GM workers have marched on picket lines for 26 days after voting to walk out in protest of the company's attempts to shutter some U.S. locations, including a plant in Lordstown, Ohio.

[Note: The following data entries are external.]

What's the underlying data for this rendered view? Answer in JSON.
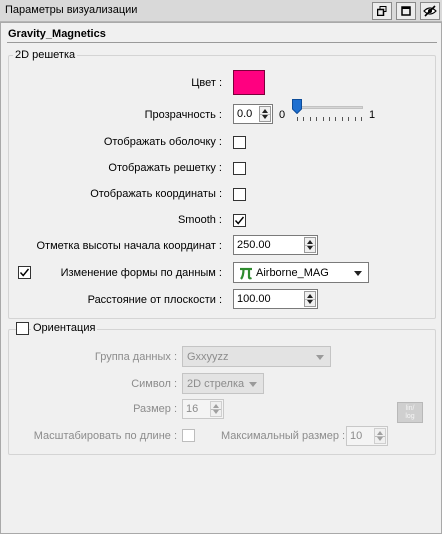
{
  "window": {
    "title": "Параметры визуализации",
    "buttons": [
      {
        "icon": "restore-windows-icon"
      },
      {
        "icon": "maximize-icon"
      },
      {
        "icon": "eye-off-icon"
      }
    ]
  },
  "object_name": "Gravity_Magnetics",
  "grid_group": {
    "legend": "2D решетка",
    "color_label": "Цвет :",
    "color_value": "#ff0080",
    "transparency_label": "Прозрачность :",
    "transparency_value": "0.0",
    "slider_min": "0",
    "slider_max": "1",
    "slider_position": 0.0,
    "show_shell_label": "Отображать оболочку :",
    "show_shell_checked": false,
    "show_grid_label": "Отображать решетку :",
    "show_grid_checked": false,
    "show_coords_label": "Отображать координаты :",
    "show_coords_checked": false,
    "smooth_label": "Smooth :",
    "smooth_checked": true,
    "height_mark_label": "Отметка высоты начала координат :",
    "height_mark_value": "250.00",
    "reshape_enabled_checked": true,
    "reshape_label": "Изменение формы по данным :",
    "reshape_value": "Airborne_MAG",
    "reshape_icon": "pi-icon",
    "distance_label": "Расстояние от плоскости :",
    "distance_value": "100.00"
  },
  "orientation_group": {
    "legend": "Ориентация",
    "enabled": false,
    "data_group_label": "Группа данных :",
    "data_group_value": "Gxxyyzz",
    "symbol_label": "Символ :",
    "symbol_value": "2D стрелка",
    "size_label": "Размер :",
    "size_value": "16",
    "scale_by_length_label": "Масштабировать по длине :",
    "scale_by_length_checked": false,
    "max_size_label": "Максимальный размер :",
    "max_size_value": "10",
    "lin_log_button": "lin/\nlog"
  },
  "colors": {
    "accent": "#ff0080",
    "slider_thumb": "#1e6fd0",
    "pi_icon": "#2e8b2e"
  }
}
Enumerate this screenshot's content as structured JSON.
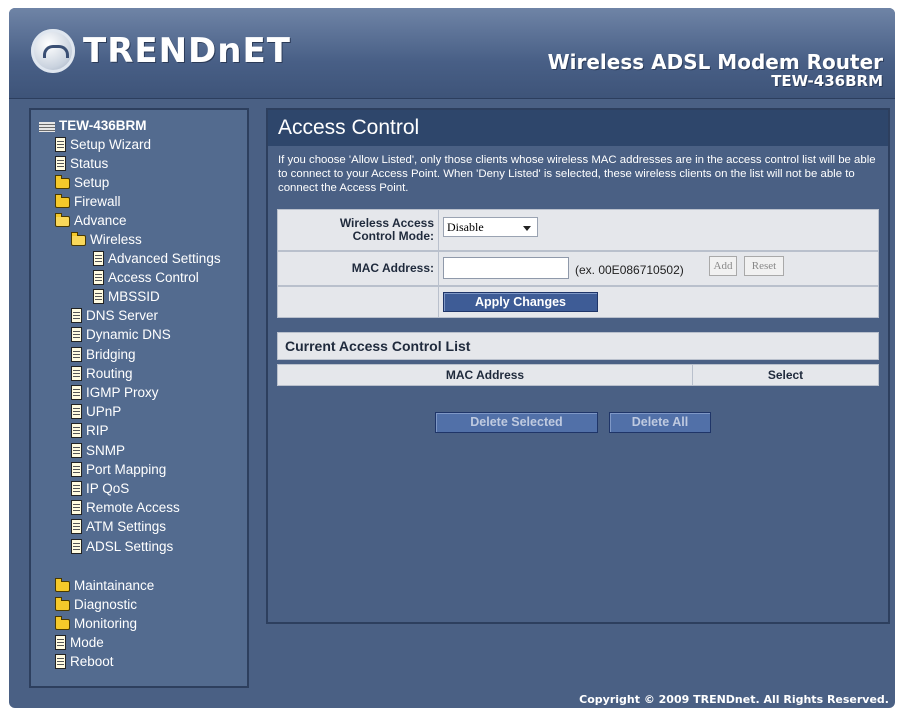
{
  "header": {
    "logo_text": "TRENDnET",
    "product_title": "Wireless ADSL Modem Router",
    "product_model": "TEW-436BRM"
  },
  "sidebar": {
    "root": "TEW-436BRM",
    "items": [
      {
        "label": "Setup Wizard",
        "icon": "page-icon"
      },
      {
        "label": "Status",
        "icon": "page-icon"
      },
      {
        "label": "Setup",
        "icon": "folder-icon"
      },
      {
        "label": "Firewall",
        "icon": "folder-icon"
      },
      {
        "label": "Advance",
        "icon": "folder-open-icon"
      },
      {
        "label": "Wireless",
        "icon": "folder-open-icon"
      },
      {
        "label": "Advanced Settings",
        "icon": "page-icon"
      },
      {
        "label": "Access Control",
        "icon": "page-icon"
      },
      {
        "label": "MBSSID",
        "icon": "page-icon"
      },
      {
        "label": "DNS Server",
        "icon": "page-icon"
      },
      {
        "label": "Dynamic DNS",
        "icon": "page-icon"
      },
      {
        "label": "Bridging",
        "icon": "page-icon"
      },
      {
        "label": "Routing",
        "icon": "page-icon"
      },
      {
        "label": "IGMP Proxy",
        "icon": "page-icon"
      },
      {
        "label": "UPnP",
        "icon": "page-icon"
      },
      {
        "label": "RIP",
        "icon": "page-icon"
      },
      {
        "label": "SNMP",
        "icon": "page-icon"
      },
      {
        "label": "Port Mapping",
        "icon": "page-icon"
      },
      {
        "label": "IP QoS",
        "icon": "page-icon"
      },
      {
        "label": "Remote Access",
        "icon": "page-icon"
      },
      {
        "label": "ATM Settings",
        "icon": "page-icon"
      },
      {
        "label": "ADSL Settings",
        "icon": "page-icon"
      },
      {
        "label": "Maintainance",
        "icon": "folder-icon"
      },
      {
        "label": "Diagnostic",
        "icon": "folder-icon"
      },
      {
        "label": "Monitoring",
        "icon": "folder-icon"
      },
      {
        "label": "Mode",
        "icon": "page-icon"
      },
      {
        "label": "Reboot",
        "icon": "page-icon"
      }
    ]
  },
  "main": {
    "title": "Access Control",
    "description": "If you choose 'Allow Listed', only those clients whose wireless MAC addresses are in the access control list will be able to connect to your Access Point. When 'Deny Listed' is selected, these wireless clients on the list will not be able to connect the Access Point.",
    "mode_label": "Wireless Access Control Mode:",
    "mode_value": "Disable",
    "mac_label": "MAC Address:",
    "mac_value": "",
    "mac_hint": "(ex. 00E086710502)",
    "add_label": "Add",
    "reset_label": "Reset",
    "apply_label": "Apply Changes",
    "list_title": "Current Access Control List",
    "col_mac": "MAC Address",
    "col_select": "Select",
    "delete_selected_label": "Delete Selected",
    "delete_all_label": "Delete All"
  },
  "footer": {
    "copyright": "Copyright © 2009 TRENDnet. All Rights Reserved."
  }
}
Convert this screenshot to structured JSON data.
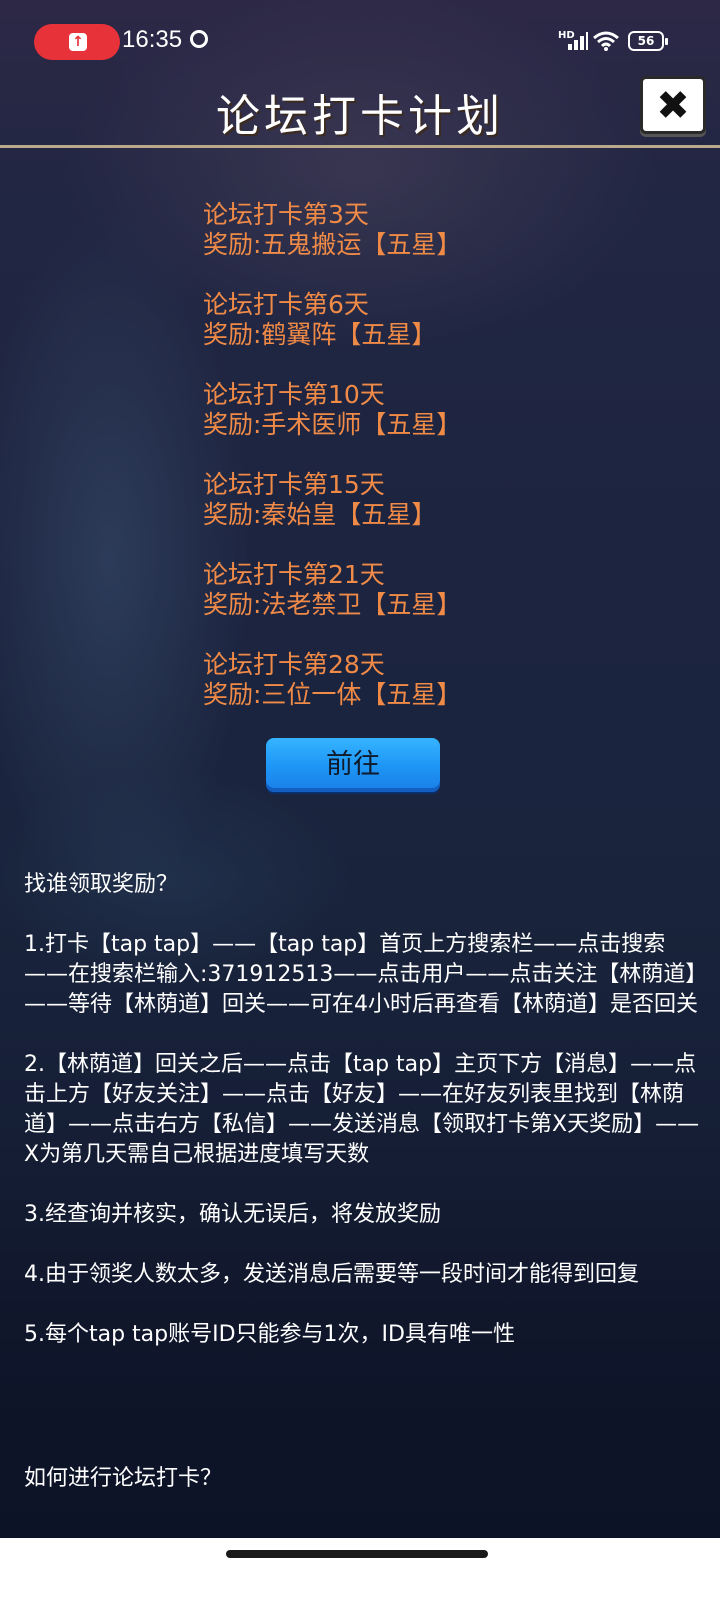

UAW members have pressed the company to guarantee the production of future vehicle lines in the U.S. to avoid the closure or sale of other GM facilities.

UAW Vice President Terry Dittes, who was the recipient of the Thursday letter from GM officials, reportedly responded in his own letter that the union would “continue to work towards reaching a Tentative Agreement between the parties" but did not commit to longer negotiating hours.

The strike is reportedly costing the company tens of millions of dollars per day in lost revenue and a more than 10 percent decline in GM's stock prices over the last month.

Nearly 50,000 UAW members are involved in the strike, according to CNBC, and GM said in a statement earlier this week that it continues “to negotiate in good faith with very good proposals that benefit employees today and builds a stronger future for all of us."

"We are committed to continuing discussions around the clock to reach a resolution," the company added.